The Dubai Science Park, part of the TECOM Group PJSC, is home to several companies specialising in the sciences, energy, and environmental sectors. It has been instrumental in creating a science-focused ecosystem in the emirate.
In an interview, Marwan Abdulaziz Janahi, Senior Vice President, Dubai Science Park, highlighted that about 60 per cent of the Dubai Science Park’s community includes companies operating in the healthcare sector. The community acts as the operating base for many pharmaceuticals, biotech, medical devices, and digital health firms.
He said: “Today, it is fascinating to see how digital health is making an impact on all aspects of healthcare, right from treatment and diagnosis to hospital management. This disruption is taking place right now and will continue to play a bigger role, thanks to the increasing availability of data. Therefore, it is essential to have one unified source of data.”
One of Dubai Science Park’s key focus areas is manufacturing. For instance, the Park is currently home to a pharmaceutical manufacturer, Janahi shared. But the Park has also seen an increasing demand for manufacturing vaccines and injectables.
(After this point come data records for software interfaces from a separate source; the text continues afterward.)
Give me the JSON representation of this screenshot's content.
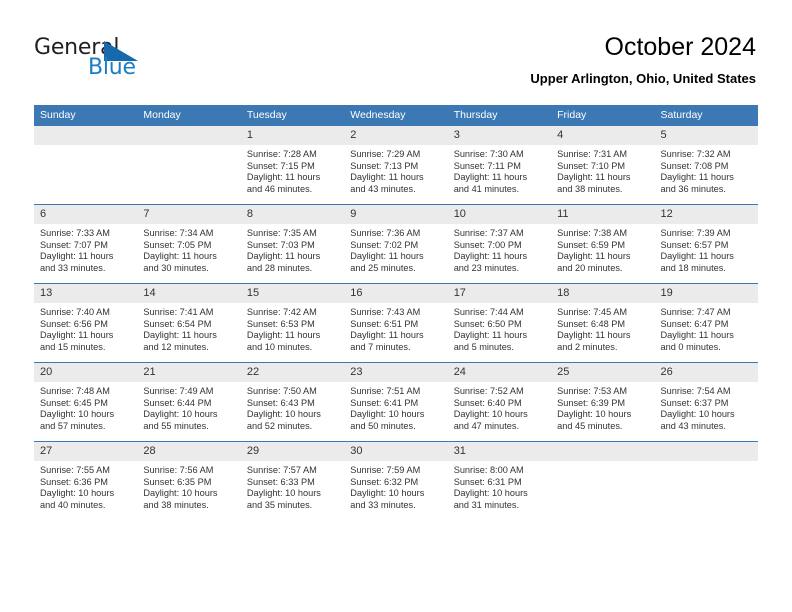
{
  "brand": {
    "name_top": "General",
    "name_bottom": "Blue",
    "accent_color": "#1c7fc4",
    "triangle_color": "#1569ac"
  },
  "header": {
    "title": "October 2024",
    "subtitle": "Upper Arlington, Ohio, United States"
  },
  "calendar": {
    "header_bg": "#3b78b4",
    "daynum_bg": "#ebebeb",
    "weekdays": [
      "Sunday",
      "Monday",
      "Tuesday",
      "Wednesday",
      "Thursday",
      "Friday",
      "Saturday"
    ],
    "weeks": [
      [
        {
          "day": "",
          "empty": true,
          "sunrise": "",
          "sunset": "",
          "daylight1": "",
          "daylight2": ""
        },
        {
          "day": "",
          "empty": true,
          "sunrise": "",
          "sunset": "",
          "daylight1": "",
          "daylight2": ""
        },
        {
          "day": "1",
          "sunrise": "Sunrise: 7:28 AM",
          "sunset": "Sunset: 7:15 PM",
          "daylight1": "Daylight: 11 hours",
          "daylight2": "and 46 minutes."
        },
        {
          "day": "2",
          "sunrise": "Sunrise: 7:29 AM",
          "sunset": "Sunset: 7:13 PM",
          "daylight1": "Daylight: 11 hours",
          "daylight2": "and 43 minutes."
        },
        {
          "day": "3",
          "sunrise": "Sunrise: 7:30 AM",
          "sunset": "Sunset: 7:11 PM",
          "daylight1": "Daylight: 11 hours",
          "daylight2": "and 41 minutes."
        },
        {
          "day": "4",
          "sunrise": "Sunrise: 7:31 AM",
          "sunset": "Sunset: 7:10 PM",
          "daylight1": "Daylight: 11 hours",
          "daylight2": "and 38 minutes."
        },
        {
          "day": "5",
          "sunrise": "Sunrise: 7:32 AM",
          "sunset": "Sunset: 7:08 PM",
          "daylight1": "Daylight: 11 hours",
          "daylight2": "and 36 minutes."
        }
      ],
      [
        {
          "day": "6",
          "sunrise": "Sunrise: 7:33 AM",
          "sunset": "Sunset: 7:07 PM",
          "daylight1": "Daylight: 11 hours",
          "daylight2": "and 33 minutes."
        },
        {
          "day": "7",
          "sunrise": "Sunrise: 7:34 AM",
          "sunset": "Sunset: 7:05 PM",
          "daylight1": "Daylight: 11 hours",
          "daylight2": "and 30 minutes."
        },
        {
          "day": "8",
          "sunrise": "Sunrise: 7:35 AM",
          "sunset": "Sunset: 7:03 PM",
          "daylight1": "Daylight: 11 hours",
          "daylight2": "and 28 minutes."
        },
        {
          "day": "9",
          "sunrise": "Sunrise: 7:36 AM",
          "sunset": "Sunset: 7:02 PM",
          "daylight1": "Daylight: 11 hours",
          "daylight2": "and 25 minutes."
        },
        {
          "day": "10",
          "sunrise": "Sunrise: 7:37 AM",
          "sunset": "Sunset: 7:00 PM",
          "daylight1": "Daylight: 11 hours",
          "daylight2": "and 23 minutes."
        },
        {
          "day": "11",
          "sunrise": "Sunrise: 7:38 AM",
          "sunset": "Sunset: 6:59 PM",
          "daylight1": "Daylight: 11 hours",
          "daylight2": "and 20 minutes."
        },
        {
          "day": "12",
          "sunrise": "Sunrise: 7:39 AM",
          "sunset": "Sunset: 6:57 PM",
          "daylight1": "Daylight: 11 hours",
          "daylight2": "and 18 minutes."
        }
      ],
      [
        {
          "day": "13",
          "sunrise": "Sunrise: 7:40 AM",
          "sunset": "Sunset: 6:56 PM",
          "daylight1": "Daylight: 11 hours",
          "daylight2": "and 15 minutes."
        },
        {
          "day": "14",
          "sunrise": "Sunrise: 7:41 AM",
          "sunset": "Sunset: 6:54 PM",
          "daylight1": "Daylight: 11 hours",
          "daylight2": "and 12 minutes."
        },
        {
          "day": "15",
          "sunrise": "Sunrise: 7:42 AM",
          "sunset": "Sunset: 6:53 PM",
          "daylight1": "Daylight: 11 hours",
          "daylight2": "and 10 minutes."
        },
        {
          "day": "16",
          "sunrise": "Sunrise: 7:43 AM",
          "sunset": "Sunset: 6:51 PM",
          "daylight1": "Daylight: 11 hours",
          "daylight2": "and 7 minutes."
        },
        {
          "day": "17",
          "sunrise": "Sunrise: 7:44 AM",
          "sunset": "Sunset: 6:50 PM",
          "daylight1": "Daylight: 11 hours",
          "daylight2": "and 5 minutes."
        },
        {
          "day": "18",
          "sunrise": "Sunrise: 7:45 AM",
          "sunset": "Sunset: 6:48 PM",
          "daylight1": "Daylight: 11 hours",
          "daylight2": "and 2 minutes."
        },
        {
          "day": "19",
          "sunrise": "Sunrise: 7:47 AM",
          "sunset": "Sunset: 6:47 PM",
          "daylight1": "Daylight: 11 hours",
          "daylight2": "and 0 minutes."
        }
      ],
      [
        {
          "day": "20",
          "sunrise": "Sunrise: 7:48 AM",
          "sunset": "Sunset: 6:45 PM",
          "daylight1": "Daylight: 10 hours",
          "daylight2": "and 57 minutes."
        },
        {
          "day": "21",
          "sunrise": "Sunrise: 7:49 AM",
          "sunset": "Sunset: 6:44 PM",
          "daylight1": "Daylight: 10 hours",
          "daylight2": "and 55 minutes."
        },
        {
          "day": "22",
          "sunrise": "Sunrise: 7:50 AM",
          "sunset": "Sunset: 6:43 PM",
          "daylight1": "Daylight: 10 hours",
          "daylight2": "and 52 minutes."
        },
        {
          "day": "23",
          "sunrise": "Sunrise: 7:51 AM",
          "sunset": "Sunset: 6:41 PM",
          "daylight1": "Daylight: 10 hours",
          "daylight2": "and 50 minutes."
        },
        {
          "day": "24",
          "sunrise": "Sunrise: 7:52 AM",
          "sunset": "Sunset: 6:40 PM",
          "daylight1": "Daylight: 10 hours",
          "daylight2": "and 47 minutes."
        },
        {
          "day": "25",
          "sunrise": "Sunrise: 7:53 AM",
          "sunset": "Sunset: 6:39 PM",
          "daylight1": "Daylight: 10 hours",
          "daylight2": "and 45 minutes."
        },
        {
          "day": "26",
          "sunrise": "Sunrise: 7:54 AM",
          "sunset": "Sunset: 6:37 PM",
          "daylight1": "Daylight: 10 hours",
          "daylight2": "and 43 minutes."
        }
      ],
      [
        {
          "day": "27",
          "sunrise": "Sunrise: 7:55 AM",
          "sunset": "Sunset: 6:36 PM",
          "daylight1": "Daylight: 10 hours",
          "daylight2": "and 40 minutes."
        },
        {
          "day": "28",
          "sunrise": "Sunrise: 7:56 AM",
          "sunset": "Sunset: 6:35 PM",
          "daylight1": "Daylight: 10 hours",
          "daylight2": "and 38 minutes."
        },
        {
          "day": "29",
          "sunrise": "Sunrise: 7:57 AM",
          "sunset": "Sunset: 6:33 PM",
          "daylight1": "Daylight: 10 hours",
          "daylight2": "and 35 minutes."
        },
        {
          "day": "30",
          "sunrise": "Sunrise: 7:59 AM",
          "sunset": "Sunset: 6:32 PM",
          "daylight1": "Daylight: 10 hours",
          "daylight2": "and 33 minutes."
        },
        {
          "day": "31",
          "sunrise": "Sunrise: 8:00 AM",
          "sunset": "Sunset: 6:31 PM",
          "daylight1": "Daylight: 10 hours",
          "daylight2": "and 31 minutes."
        },
        {
          "day": "",
          "empty": true,
          "sunrise": "",
          "sunset": "",
          "daylight1": "",
          "daylight2": ""
        },
        {
          "day": "",
          "empty": true,
          "sunrise": "",
          "sunset": "",
          "daylight1": "",
          "daylight2": ""
        }
      ]
    ]
  }
}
Janahi explained: “With manufacturing, creating a base is essential. Even if you start with a simple product, like a tablet, you can always add it to your manufacturing base. So, for example, in our facility, we have a company specialising in manufacturing inhalers, and they can ramp up production as and when needed.”
Marwan Abdulaziz Janahi
He further stressed that while the business hub of the UAE may appear small when compared to its regional counterparts, it is the gateway to some of the world’s major markets. “Manufacturing is a long-term investment. Both Emirates and Etihad have made extensive investments in cold chain and special handling of pharmaceuticals, which offers a global reach for companies,” he added.
Another factor that makes the UAE an attractive business destination is the launch of the golden visas. “The UAE has always been an inclusive society, and I have always been an advocate of talent retention and acquisition,” said Janahi. “Also, scientific discoveries take a long time to reach the market as many research and clinical trials occur behind the scenes. Now, thanks to the golden visa and other initiatives, talent from around the world is coming to Dubai with a longer-term mindset.
He concluded: “The UAE is renowned as a market opener with people from all over the world coming here to discuss how to enter new markets and get access to products from other regions. I think the country’s next growth phase should focus on creating value and intellectual property (IP) from the UAE. We need to create an entire ecosystem, from academia to investors.”
This article appears in Omnia Health magazine. Read the full issue online today.